Punchlines ripped from the headlines

Colbert Offers Up $500K to Fund SC Primary

The late night host wants to fill the Election Commission's funding shortfall

By Emily Feldman
|  Friday, Dec 23, 2011  |  Updated 12:48 PM EDT
View Comments (
)
|
Email
|
Print
Weird News Photos: Holiday Edition

Scott Gries/Picturegroup

Colbert has asked both South Carolina state parties to reach out to him. "Just give me a call," he wrote in an op-ed.

advertisement
Photos and Videos
More Photos and Videos

South Carolina is in a bit of a jam, and Stephen Colbert wants to help.

The state's Election Commission needs another $500,000 to fund its $1.5 million Republican primary slated for Jan. 21. Election officials notified the state's budget agency that they may need to run a deficit to fill the hole, and Colbert quickly swooped in to offer an alternative solution.

"The counties need the money, and Colbert Super PAC wants to give it to you; call it a Christmas Miracle," the "Colbert Report" host wrote in an op-ed published Thursday in The State, a South Carolina paper. "I'm going to be home in South Carolina over the holidays, so just give me a call."

Officials confirmed that Colbert had offered to help fund the vote with money from his political action committee and that they were not interested. "Despite our repeatedly saying no, Stephen Colbert, the comedian seems intent on being involved, " State GOP executive director Matt Moore said, according to the Associated Press.

Colbert also wrote that he had previously offered to donate $400,000 to South Carolina's Republican party in exchange for two things: Naming rights to its presidential primary, which he would dub "The Colbert Super PAC South Carolina Republican Primary," and the right to add a question about "whether corporations are people" to ballots.

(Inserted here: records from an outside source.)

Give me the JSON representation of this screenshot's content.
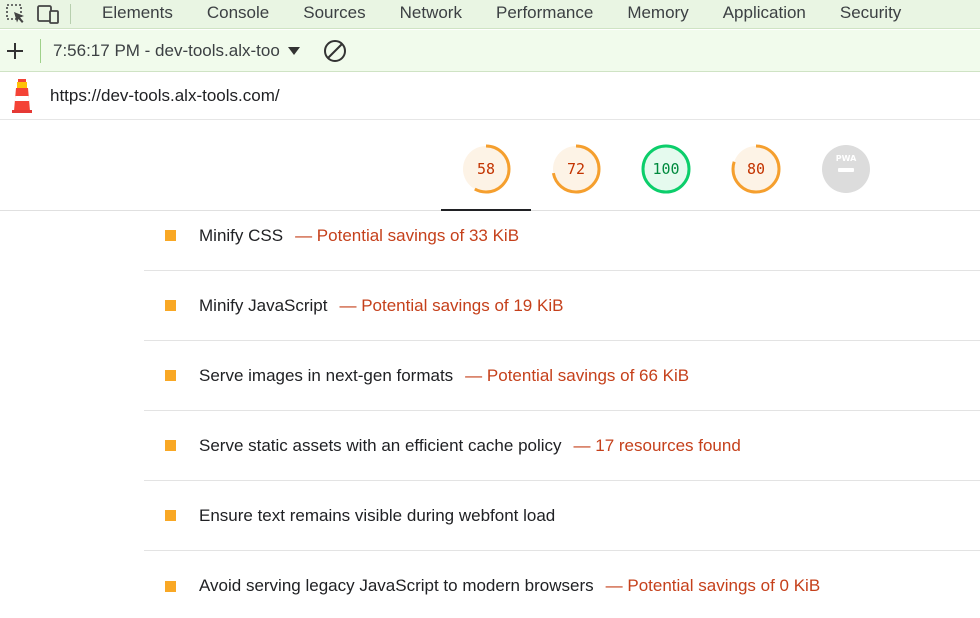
{
  "devtools": {
    "tabs": [
      "Elements",
      "Console",
      "Sources",
      "Network",
      "Performance",
      "Memory",
      "Application",
      "Security"
    ]
  },
  "toolbar": {
    "report_selector": "7:56:17 PM - dev-tools.alx-too"
  },
  "url_bar": {
    "url": "https://dev-tools.alx-tools.com/"
  },
  "scores": [
    {
      "value": "58",
      "fraction": 0.58,
      "status": "average"
    },
    {
      "value": "72",
      "fraction": 0.72,
      "status": "average"
    },
    {
      "value": "100",
      "fraction": 1.0,
      "status": "pass"
    },
    {
      "value": "80",
      "fraction": 0.8,
      "status": "average"
    },
    {
      "value": "PWA",
      "fraction": 0,
      "status": "na"
    }
  ],
  "colors": {
    "average": "#f59f2e",
    "average_fill": "#fdf3e6",
    "pass": "#0cce6b",
    "pass_fill": "#e5faee",
    "na": "#dcdcdc",
    "detail_text": "#c5401b",
    "marker": "#f9a825"
  },
  "audits": [
    {
      "title": "Minify CSS",
      "detail": "— Potential savings of 33 KiB"
    },
    {
      "title": "Minify JavaScript",
      "detail": "— Potential savings of 19 KiB"
    },
    {
      "title": "Serve images in next-gen formats",
      "detail": "— Potential savings of 66 KiB"
    },
    {
      "title": "Serve static assets with an efficient cache policy",
      "detail": "— 17 resources found"
    },
    {
      "title": "Ensure text remains visible during webfont load",
      "detail": ""
    },
    {
      "title": "Avoid serving legacy JavaScript to modern browsers",
      "detail": "— Potential savings of 0 KiB"
    }
  ]
}
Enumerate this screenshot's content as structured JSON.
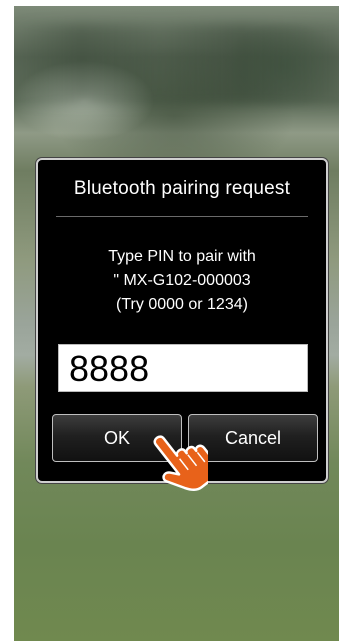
{
  "dialog": {
    "title": "Bluetooth pairing  request",
    "message_line1": "Type PIN to pair with",
    "message_line2": "\" MX-G102-000003",
    "message_line3": "(Try 0000 or 1234)"
  },
  "pin_field": {
    "value": "8888"
  },
  "buttons": {
    "ok_label": "OK",
    "cancel_label": "Cancel"
  },
  "annotation": {
    "pointer_icon": "hand-pointer-icon",
    "pointer_color": "#e8621a"
  }
}
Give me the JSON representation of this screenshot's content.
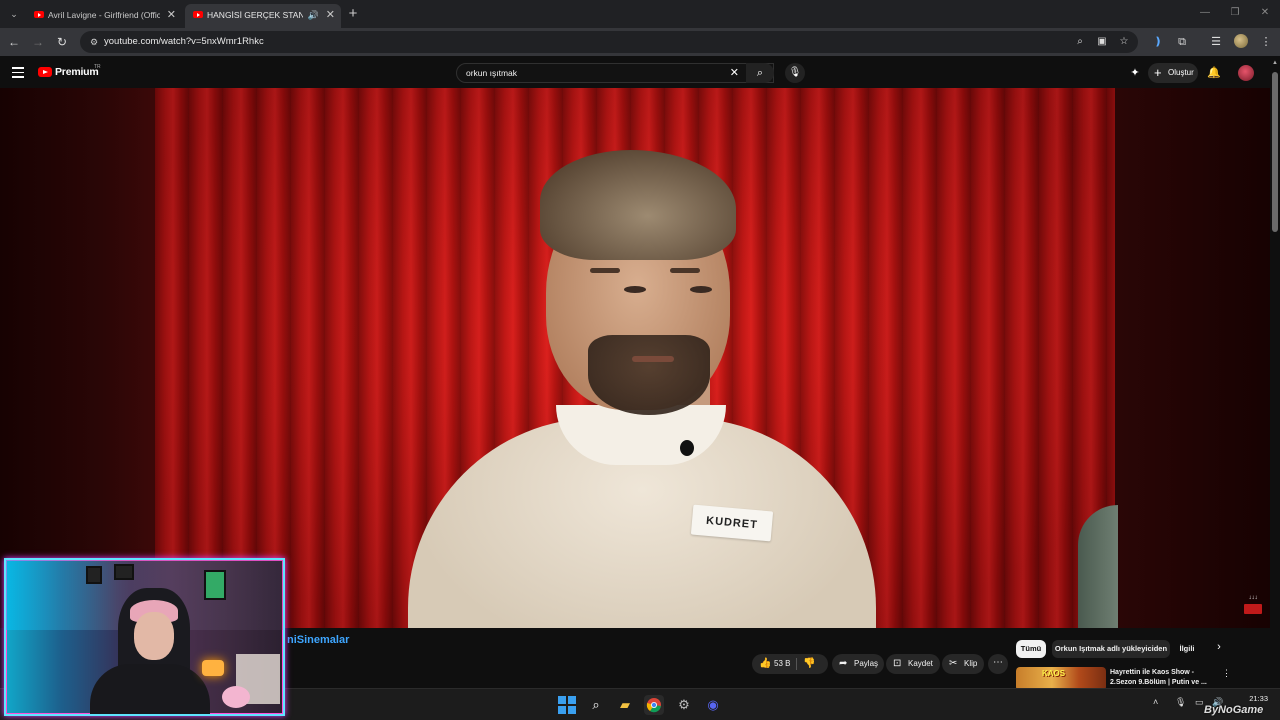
{
  "browser": {
    "tabs": [
      {
        "title": "Avril Lavigne - Girlfriend (Official",
        "active": false,
        "audio": false
      },
      {
        "title": "HANGİSİ GERÇEK STAND-U",
        "active": true,
        "audio": true
      }
    ],
    "url": "youtube.com/watch?v=5nxWmr1Rhkc"
  },
  "youtube": {
    "brand": "Premium",
    "country": "TR",
    "search_value": "orkun ışıtmak",
    "create_label": "Oluştur"
  },
  "video": {
    "name_tag": "KUDRET",
    "corner_badge": "↓↓↓"
  },
  "below_video": {
    "channel_name": "niSinemalar",
    "like_count": "53 B",
    "share_label": "Paylaş",
    "save_label": "Kaydet",
    "clip_label": "Klip"
  },
  "recommendations": {
    "chips": [
      "Tümü",
      "Orkun Işıtmak adlı yükleyiciden",
      "İlgili"
    ],
    "selected_chip": "Tümü",
    "item": {
      "title": "Hayrettin ile Kaos Show - 2.Sezon 9.Bölüm | Putin ve ...",
      "thumb_text": "KAOS"
    }
  },
  "taskbar": {
    "time": "21:33",
    "watermark": "ByNoGame"
  },
  "colors": {
    "accent_blue": "#3ea6ff",
    "youtube_red": "#ff0000",
    "webcam_border": "#5fe6ff"
  }
}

Though Republicans initially engaged Colbert's request—so much so that sample ballots featured Colbert's question — courts eventually squashed the deal.

South Carolina State Supreme Court ruled that counties, not political parties, should pay for primary voting and that ballot questions were not permissible.

That turned out to be bad news for cash-strapped counties, and good news for Colbert, who has found yet another opportunity to offer his assistance.

 

Selected Reading: The State, The Associated Press

Get the latest headlines sent to your inbox!
View Comments (
)
|
Email
|
Print
Leave Comments
Join the Ride to Conquer Cancer
Join the Ride To Conquer Cancer, Sept. 13... Read more
Follow Us
Sign up to receive news and updates that matter to you.
Send Us Your Story Tips
Check Out